> _PROMPT_: Each entry below is to be extracted exactly.

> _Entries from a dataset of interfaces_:
+ + + + + + +

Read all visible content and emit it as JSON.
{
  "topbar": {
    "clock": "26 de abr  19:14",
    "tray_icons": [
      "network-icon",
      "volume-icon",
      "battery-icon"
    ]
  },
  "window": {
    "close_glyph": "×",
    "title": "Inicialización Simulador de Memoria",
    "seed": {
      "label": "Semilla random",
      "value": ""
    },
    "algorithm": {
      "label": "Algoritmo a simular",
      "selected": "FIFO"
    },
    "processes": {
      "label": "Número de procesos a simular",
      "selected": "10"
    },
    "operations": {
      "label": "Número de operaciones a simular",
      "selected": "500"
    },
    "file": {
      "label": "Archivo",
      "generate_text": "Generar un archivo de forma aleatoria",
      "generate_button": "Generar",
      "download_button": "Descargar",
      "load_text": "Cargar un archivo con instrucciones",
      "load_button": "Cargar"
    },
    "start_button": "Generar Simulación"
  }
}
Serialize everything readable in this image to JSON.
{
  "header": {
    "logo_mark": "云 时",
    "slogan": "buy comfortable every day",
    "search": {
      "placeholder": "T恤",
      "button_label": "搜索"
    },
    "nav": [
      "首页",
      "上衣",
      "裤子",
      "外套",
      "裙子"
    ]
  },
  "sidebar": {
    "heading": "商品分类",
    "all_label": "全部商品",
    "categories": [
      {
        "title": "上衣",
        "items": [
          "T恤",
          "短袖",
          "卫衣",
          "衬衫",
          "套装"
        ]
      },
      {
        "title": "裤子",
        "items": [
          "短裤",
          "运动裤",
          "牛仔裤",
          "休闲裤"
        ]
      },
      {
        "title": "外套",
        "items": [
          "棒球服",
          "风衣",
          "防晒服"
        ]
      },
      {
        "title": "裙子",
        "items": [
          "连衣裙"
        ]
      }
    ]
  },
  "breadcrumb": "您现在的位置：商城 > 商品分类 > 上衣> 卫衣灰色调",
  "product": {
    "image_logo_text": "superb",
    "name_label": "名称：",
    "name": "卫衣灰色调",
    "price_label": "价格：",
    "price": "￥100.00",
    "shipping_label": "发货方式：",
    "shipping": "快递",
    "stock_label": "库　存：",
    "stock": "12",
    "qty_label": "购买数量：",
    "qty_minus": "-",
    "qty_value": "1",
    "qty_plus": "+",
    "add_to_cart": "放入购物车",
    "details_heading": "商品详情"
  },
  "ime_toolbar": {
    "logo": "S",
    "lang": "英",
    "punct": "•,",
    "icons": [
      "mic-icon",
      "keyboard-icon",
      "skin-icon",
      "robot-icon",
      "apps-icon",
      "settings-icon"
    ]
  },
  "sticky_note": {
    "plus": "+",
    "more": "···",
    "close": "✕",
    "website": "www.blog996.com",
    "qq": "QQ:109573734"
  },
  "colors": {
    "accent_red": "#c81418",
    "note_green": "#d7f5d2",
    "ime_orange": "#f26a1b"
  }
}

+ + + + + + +

> _EXERCISE SOLUTION_:
Read all visible content and emit it as JSON.
{
  "topbar": {
    "clock": "26 de abr  19:14",
    "tray_icons": [
      "network-icon",
      "volume-icon",
      "battery-icon"
    ]
  },
  "window": {
    "close_glyph": "×",
    "title": "Inicialización Simulador de Memoria",
    "seed": {
      "label": "Semilla random",
      "value": ""
    },
    "algorithm": {
      "label": "Algoritmo a simular",
      "selected": "FIFO"
    },
    "processes": {
      "label": "Número de procesos a simular",
      "selected": "10"
    },
    "operations": {
      "label": "Número de operaciones a simular",
      "selected": "500"
    },
    "file": {
      "label": "Archivo",
      "generate_text": "Generar un archivo de forma aleatoria",
      "generate_button": "Generar",
      "download_button": "Descargar",
      "load_text": "Cargar un archivo con instrucciones",
      "load_button": "Cargar"
    },
    "start_button": "Generar Simulación"
  }
}
Serialize everything readable in this image to JSON.
{
  "header": {
    "logo_mark": "云 时",
    "slogan": "buy comfortable every day",
    "search": {
      "placeholder": "T恤",
      "button_label": "搜索"
    },
    "nav": [
      "首页",
      "上衣",
      "裤子",
      "外套",
      "裙子"
    ]
  },
  "sidebar": {
    "heading": "商品分类",
    "all_label": "全部商品",
    "categories": [
      {
        "title": "上衣",
        "items": [
          "T恤",
          "短袖",
          "卫衣",
          "衬衫",
          "套装"
        ]
      },
      {
        "title": "裤子",
        "items": [
          "短裤",
          "运动裤",
          "牛仔裤",
          "休闲裤"
        ]
      },
      {
        "title": "外套",
        "items": [
          "棒球服",
          "风衣",
          "防晒服"
        ]
      },
      {
        "title": "裙子",
        "items": [
          "连衣裙"
        ]
      }
    ]
  },
  "breadcrumb": "您现在的位置：商城 > 商品分类 > 上衣> 卫衣灰色调",
  "product": {
    "image_logo_text": "superb",
    "name_label": "名称：",
    "name": "卫衣灰色调",
    "price_label": "价格：",
    "price": "￥100.00",
    "shipping_label": "发货方式：",
    "shipping": "快递",
    "stock_label": "库　存：",
    "stock": "12",
    "qty_label": "购买数量：",
    "qty_minus": "-",
    "qty_value": "1",
    "qty_plus": "+",
    "add_to_cart": "放入购物车",
    "details_heading": "商品详情"
  },
  "ime_toolbar": {
    "logo": "S",
    "lang": "英",
    "punct": "•,",
    "icons": [
      "mic-icon",
      "keyboard-icon",
      "skin-icon",
      "robot-icon",
      "apps-icon",
      "settings-icon"
    ]
  },
  "sticky_note": {
    "plus": "+",
    "more": "···",
    "close": "✕",
    "website": "www.blog996.com",
    "qq": "QQ:109573734"
  },
  "colors": {
    "accent_red": "#c81418",
    "note_green": "#d7f5d2",
    "ime_orange": "#f26a1b"
  }
}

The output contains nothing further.